Alternative titles for the income statement include earnings statement, statement’of operations, and profit and loss statement. However, income statement is by far the most popular term for this important financial statement. In summary, we can say that an income statement is used to summarize the operating results of a business by matching the revenue earned during a given time period with the expenses incurred in obtaining that revenue
The Balance Sheet
.The balance sheet lists the amounts of the company’s assets, liabilities, and o~’s equity at the,end of the accounting period. The balances of the asset and liability aecounts are taken directly from the adjusted trial balance on page 112. The amount of owner’s equity at the end of the period, $82,600, was determined in the statemen: of owner’s ‘ equity.
As shown in all the balance sheets we have illustrated, cash is listed first among the assets. It is often’ followed by such assets as marketable securities, short-term notes receivable; accounts receivable, inventories, and supplies. These are the most common examples of current assets. The term “current assets” includes cash and those assets that will be quickly converted to cash or used up in operations.
day-to-day revenue and expense transactions that are included in the income statement. Cash flows from investing activities are the cash effects of purchasing and selling longterm assets such as plant and equipment. Cash flows from financing activities are the cash effects of owners having invested in the company, creditors having loaned money . to the company, any repayments made to creditors, or any cash withdrawals from the company by the owners The statement of cash flows for Overnight Auto Service for the month of December is shown below
The cash balance of $14,220 shown in the statement of cash flows is identical to the cash balance shown in the company’s balance sheet. Take note that Overnight spent $2,380 more than it took in during the month of December. Furthermore, its statement of cash flows reports a net cash outflow of $280 from operating activities, even though its income statement reports a profit of $3,900 for the same period. While these issues are certainly cause for concern, they are not an uncommon. occurrence for’ new businesses just starting out.
Relationship Among the Financial Statements

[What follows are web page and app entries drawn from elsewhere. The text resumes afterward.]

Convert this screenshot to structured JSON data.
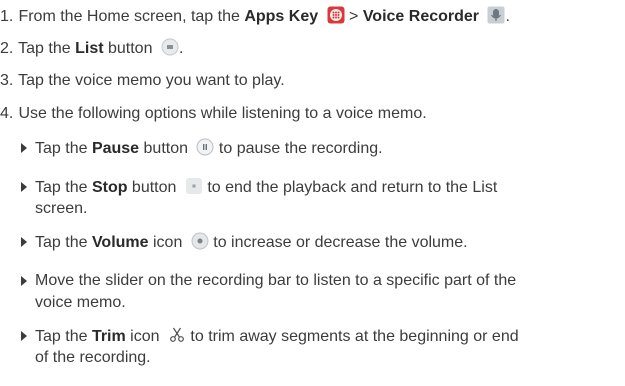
{
  "steps": [
    {
      "num": "1.",
      "pre": "From the Home screen, tap the ",
      "b1": "Apps Key",
      "mid": " > ",
      "b2": "Voice Recorder",
      "post": "."
    },
    {
      "num": "2.",
      "pre": "Tap the ",
      "b1": "List",
      "post": " button",
      "end": "."
    },
    {
      "num": "3.",
      "text": "Tap the voice memo you want to play."
    },
    {
      "num": "4.",
      "text": "Use the following options while listening to a voice memo."
    }
  ],
  "options": [
    {
      "pre": "Tap the ",
      "b": "Pause",
      "post": " button",
      "tail": " to pause the recording."
    },
    {
      "pre": "Tap the ",
      "b": "Stop",
      "post": " button",
      "tail": " to end the playback and return to the List",
      "line2": "screen."
    },
    {
      "pre": "Tap the ",
      "b": "Volume",
      "post": " icon",
      "tail": " to increase or decrease the volume."
    },
    {
      "text": "Move the slider on the recording bar to listen to a specific part of the",
      "line2": "voice memo."
    },
    {
      "pre": "Tap the ",
      "b": "Trim",
      "post": " icon",
      "tail": " to trim away segments at the beginning or end",
      "line2": "of the recording."
    }
  ],
  "icons": {
    "apps": "apps-key-icon",
    "recorder": "voice-recorder-icon",
    "list": "list-button-icon",
    "pause": "pause-button-icon",
    "stop": "stop-button-icon",
    "volume": "volume-icon",
    "trim": "scissors-icon"
  },
  "colors": {
    "apps_red": "#d83a3a",
    "text": "#3c3c3c"
  }
}
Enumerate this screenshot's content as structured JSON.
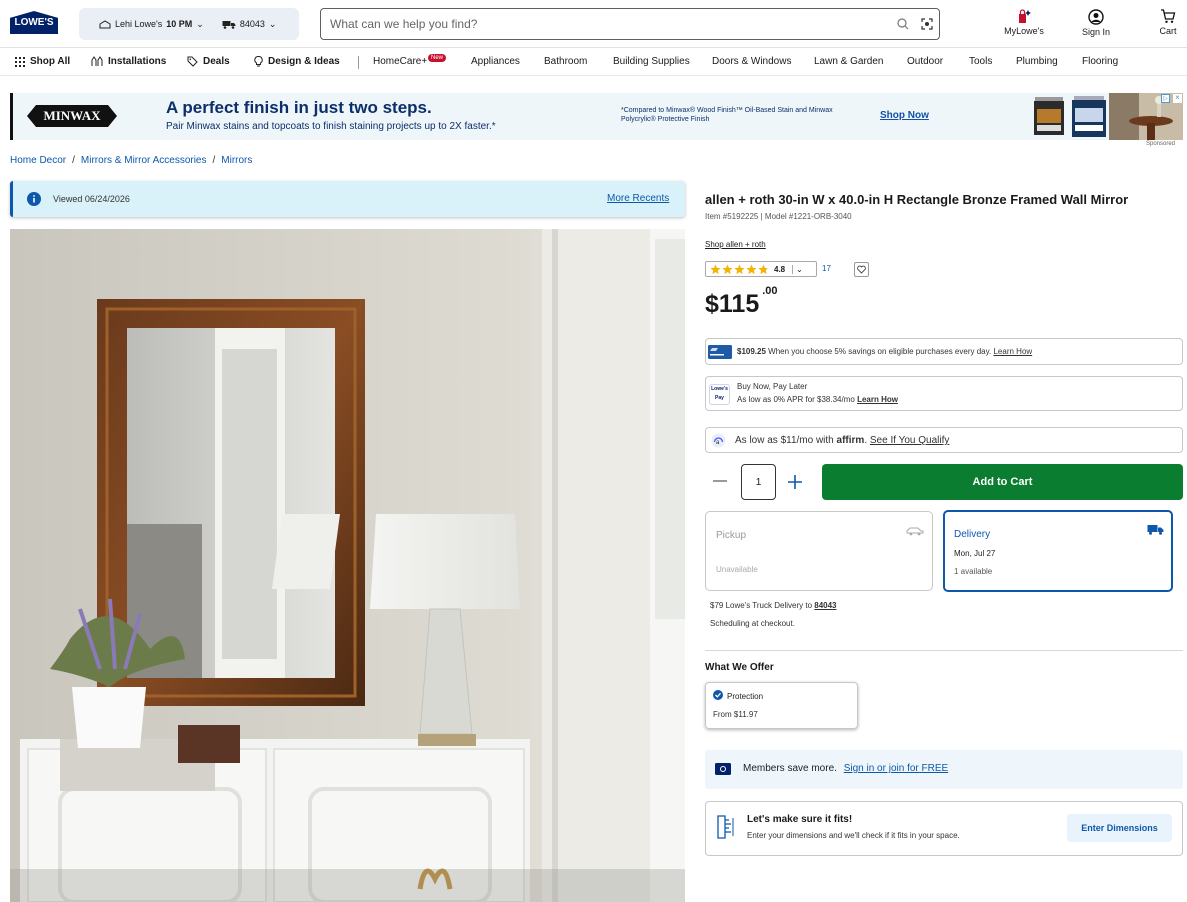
{
  "header": {
    "logo": "LOWE'S",
    "store_prefix": "Lehi Lowe's",
    "store_hours": "10 PM",
    "zip": "84043",
    "search_placeholder": "What can we help you find?",
    "mylowes": "MyLowe's",
    "sign_in": "Sign In",
    "cart": "Cart"
  },
  "nav": {
    "shop_all": "Shop All",
    "installations": "Installations",
    "deals": "Deals",
    "design_ideas": "Design & Ideas",
    "items": [
      "HomeCare+",
      "Appliances",
      "Bathroom",
      "Building Supplies",
      "Doors & Windows",
      "Lawn & Garden",
      "Outdoor",
      "Tools",
      "Plumbing",
      "Flooring"
    ],
    "new_badge": "New"
  },
  "banner": {
    "brand": "MINWAX",
    "headline": "A perfect finish in just two steps.",
    "subline": "Pair Minwax stains and topcoats to finish staining projects up to 2X faster.*",
    "fine_print": "*Compared to Minwax® Wood Finish™ Oil-Based Stain and Minwax Polycrylic® Protective Finish",
    "cta": "Shop Now",
    "sponsored": "Sponsored"
  },
  "breadcrumb": [
    "Home Decor",
    "Mirrors & Mirror Accessories",
    "Mirrors"
  ],
  "viewed": {
    "text": "Viewed 06/24/2026",
    "link": "More Recents"
  },
  "product": {
    "title": "allen + roth 30-in W x 40.0-in H Rectangle Bronze Framed Wall Mirror",
    "item_model": "Item #5192225 | Model #1221-ORB-3040",
    "shop_brand": "Shop allen + roth",
    "rating": "4.8",
    "rating_value": 4.8,
    "review_count": "17",
    "price_dollars": "$115",
    "price_cents": ".00"
  },
  "offers": {
    "card_price": "$109.25",
    "card_text": "When you choose 5% savings on eligible purchases every day.",
    "card_link": "Learn How",
    "pay_label": "Lowe's Pay",
    "bnpl_title": "Buy Now, Pay Later",
    "bnpl_text": "As low as 0% APR for $38.34/mo",
    "bnpl_link": "Learn How",
    "affirm_text": "As low as $11/mo with",
    "affirm_brand": "affirm",
    "affirm_link": "See If You Qualify"
  },
  "purchase": {
    "quantity": "1",
    "add_to_cart": "Add to Cart",
    "pickup_label": "Pickup",
    "pickup_status": "Unavailable",
    "delivery_label": "Delivery",
    "delivery_date": "Mon, Jul 27",
    "delivery_avail": "1 available",
    "truck_prefix": "$79 Lowe's Truck Delivery to",
    "truck_zip": "84043",
    "scheduling": "Scheduling at checkout."
  },
  "what_we_offer": {
    "heading": "What We Offer",
    "protection": "Protection",
    "protection_price": "From $11.97"
  },
  "members": {
    "text": "Members save more.",
    "link": "Sign in or join for FREE"
  },
  "fits": {
    "title": "Let's make sure it fits!",
    "text": "Enter your dimensions and we'll check if it fits in your space.",
    "button": "Enter Dimensions"
  },
  "colors": {
    "brand_blue": "#012169",
    "link_blue": "#0d58ab",
    "cart_green": "#0b7d30",
    "star": "#f5b301"
  }
}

A set of financial statements becomes easier to understand if we recognize that the income statement, statement of owner’s equity, balance sheet, and statement of cash flows all are related to one another. In others words, they articulate.

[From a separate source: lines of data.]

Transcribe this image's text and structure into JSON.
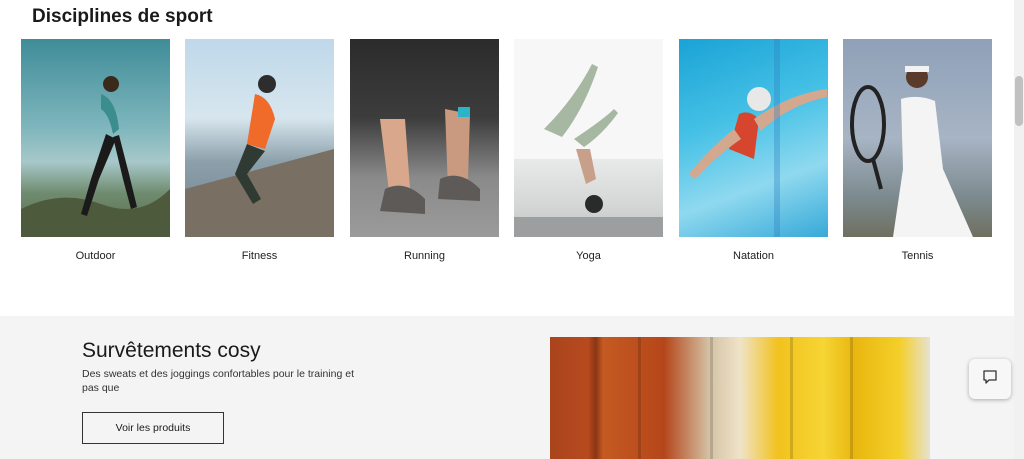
{
  "disciplines": {
    "title": "Disciplines de sport",
    "items": [
      {
        "label": "Outdoor"
      },
      {
        "label": "Fitness"
      },
      {
        "label": "Running"
      },
      {
        "label": "Yoga"
      },
      {
        "label": "Natation"
      },
      {
        "label": "Tennis"
      }
    ]
  },
  "promo": {
    "title": "Survêtements cosy",
    "description": "Des sweats et des joggings confortables pour le training et pas que",
    "button_label": "Voir les produits"
  },
  "chat": {
    "icon": "chat-bubble-icon"
  }
}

The balance sheet prepared at the end of the preceding period and the one prepared at the end of the current period both include the amount of owner’s equity at the respective balance sheet dates. The statement of owner’s equity summarizes the changes in owner’s equity occurring between these two balance sheet dates. The income statement explains in greater detail the change in owner’s equity resulting from profitableor unprofitable-operation of the business. Thus the income statement and the statement of owner’s equity provide informative links between successive balance sheets.
The statement of cash flows reconciles the company’s beginning cash balance with its ending cash balance. Furthermore, it helps to explain changes during the period to (I) the company’s investment in property, plant, and equipment; (2) its outstanding debt; and (3) the coinponents of owner’s equity.